PHILADELPHIA — Phillies fans often cringe when manager Charlie Manuel signals for a reliever.

And with good reason.

Phillies relievers began Friday night with a 4.59 ERA — the worst in the National League.

But if Philadelphia is to become a serious playoff contender, the Phillies bullpen is going to have to pitch like it did Friday night.

Relievers J.C. Ramirez, Antonio Bastardo and Jonathan Papelbon preserved a 5-4 over the Atlanta Braves before 42,044 fans at Citizens Bank Park.

The Phillies (42-45) trail the Braves (49-37) by 71/2 games in the National League East. The trio allowed one hit and struck out three in 22/3 innings.

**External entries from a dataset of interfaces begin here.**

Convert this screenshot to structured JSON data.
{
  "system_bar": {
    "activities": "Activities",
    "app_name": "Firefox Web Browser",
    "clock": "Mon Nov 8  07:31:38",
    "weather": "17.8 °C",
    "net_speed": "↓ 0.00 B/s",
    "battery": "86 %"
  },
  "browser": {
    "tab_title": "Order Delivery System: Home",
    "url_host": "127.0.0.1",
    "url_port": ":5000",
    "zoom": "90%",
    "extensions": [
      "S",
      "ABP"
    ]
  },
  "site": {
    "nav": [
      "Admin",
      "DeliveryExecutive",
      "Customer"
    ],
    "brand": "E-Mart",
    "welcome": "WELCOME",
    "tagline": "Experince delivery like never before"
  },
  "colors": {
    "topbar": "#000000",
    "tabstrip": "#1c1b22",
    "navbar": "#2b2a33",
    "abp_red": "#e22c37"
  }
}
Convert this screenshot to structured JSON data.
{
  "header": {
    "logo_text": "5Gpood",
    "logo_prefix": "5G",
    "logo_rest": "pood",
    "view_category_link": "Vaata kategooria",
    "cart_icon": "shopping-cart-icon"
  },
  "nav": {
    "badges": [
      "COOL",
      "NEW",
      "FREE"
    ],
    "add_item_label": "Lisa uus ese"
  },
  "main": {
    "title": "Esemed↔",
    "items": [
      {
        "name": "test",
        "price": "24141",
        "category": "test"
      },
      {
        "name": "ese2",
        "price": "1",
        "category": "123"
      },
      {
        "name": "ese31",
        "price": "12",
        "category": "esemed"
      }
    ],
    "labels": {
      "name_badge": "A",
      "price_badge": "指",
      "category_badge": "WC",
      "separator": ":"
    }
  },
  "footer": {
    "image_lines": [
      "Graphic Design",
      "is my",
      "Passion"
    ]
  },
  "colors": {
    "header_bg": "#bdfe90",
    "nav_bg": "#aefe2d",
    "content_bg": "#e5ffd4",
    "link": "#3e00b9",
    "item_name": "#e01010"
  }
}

The stingy relief enabled Phillie starting pitcher Cliff Lee (four runs in 62/3 innings) to earn win No. 10. Phillies backup catcher Humberto Quintero knocked in three runs. First baseman Ryan Howard blasted a solo home run.

“We have a lot of young guys in the bullpen,” Quintero said. “We try to help them. They throw hard, and they throw breaking balls for strikes. That’s what we need. They feel comfortable now.”

Friday’s game started a key 10-game home stand for the Phillies. This is their chance to move into serious playoff contention before the All-Star break begins on July 15. In addition to the Braves, the Phillies also host another division rival in the Washington Nationals and the Chicago White Sox.

“It’s important,” Lee said of the homestand, “especially when you play the Braves and the Nationals. Those are the two teams ahead of us and you can make up ground.”

Friday’s crowd was into the game on every pitch on a steamy night. The Phillies appeared headed for a comfortable win.

Manuel elected to rest catcher Carlos Ruiz and start Quintero, who lined a two-run home run into the first row of the right-field stands to give Philadelphia a 3-0 lead in the bottom of the second inning.

There was some dispute if the ball cleared the fence. Quintero sold it as a home run from the start. He circled his finger above his head (the home run sign) twice while running the bases. Umpires ruled it a home run on the field and sustained that decision after a video replay.

Howard’s home run made it 4-0 in the third inning. Other than the bullpen performance, it was the most promising sign for future Philadelphia success.

The home run came off left-handed Braves starting pitcher Paul Maholm. The ball traveled 423 feet into the stands just to the right of the center field bullpens.

The better Howard hits left-handers the more potent the Phillies’ offense becomes.

Much was made before the game of Howard’s struggles at the plate. The first baseman has been bothered by a sore left knee. Howard went 3-for-27 on the just completed 10-game road trip.

He sat some games against left-handed pitchers on the trip. Howard began Friday hitting .169 with two home runs against left-handed pitchers.

With that evidence, speculation began last week that the Phillies are easing the 33-year-old Howard into a platoon role, where he would play against just right-handed pitchers.

“I don’t look at him as a platoon player yet,” Manuel said of Howard before the game.

The Phillies appeared headed for a comfortable win. They led 5-0 after six innings. But Lee tired in the seventh. Braves second baseman Dan Uggla hit a three-run home run in the top of the seventh to cut the lead to 5-3. But the Phillies bullpen got the final eight outs to preserve the victory.

Ramirez came into the game in the seventh with runners on first and third and one out. He got out of the jam but allowed a run on a sacrifice fly to cut the Phillies lead to 5-4.

“He came in and threw hard and threw strikes,” Manuel said of the 24-year-old Ramirez. “He did a tremendous job.”

Bastardo got a key out when he struck out Uggla swinging to end the top of the eighth inning.

Papelbon allowed a single in the ninth but kept the Braves from scoring with the help of a nifty diving catch from right fielder John Mayberry Jr.

The Phillies have 15 more games left with the Braves, including tonight’s at 7:15 p.m.

“I’ve got a good feeling about our team right now,” Manuel said. “If we keep scoring some runs and our pitching holds up, who knows what we can do?”

Started at The Press in 1993 as an Ocean County reporter. Moved to the copy desk in 1994 until taking over as editor of At The Shore in 1995. Became deputy sports editor in 2004 and was promoted to sports editor in 2007.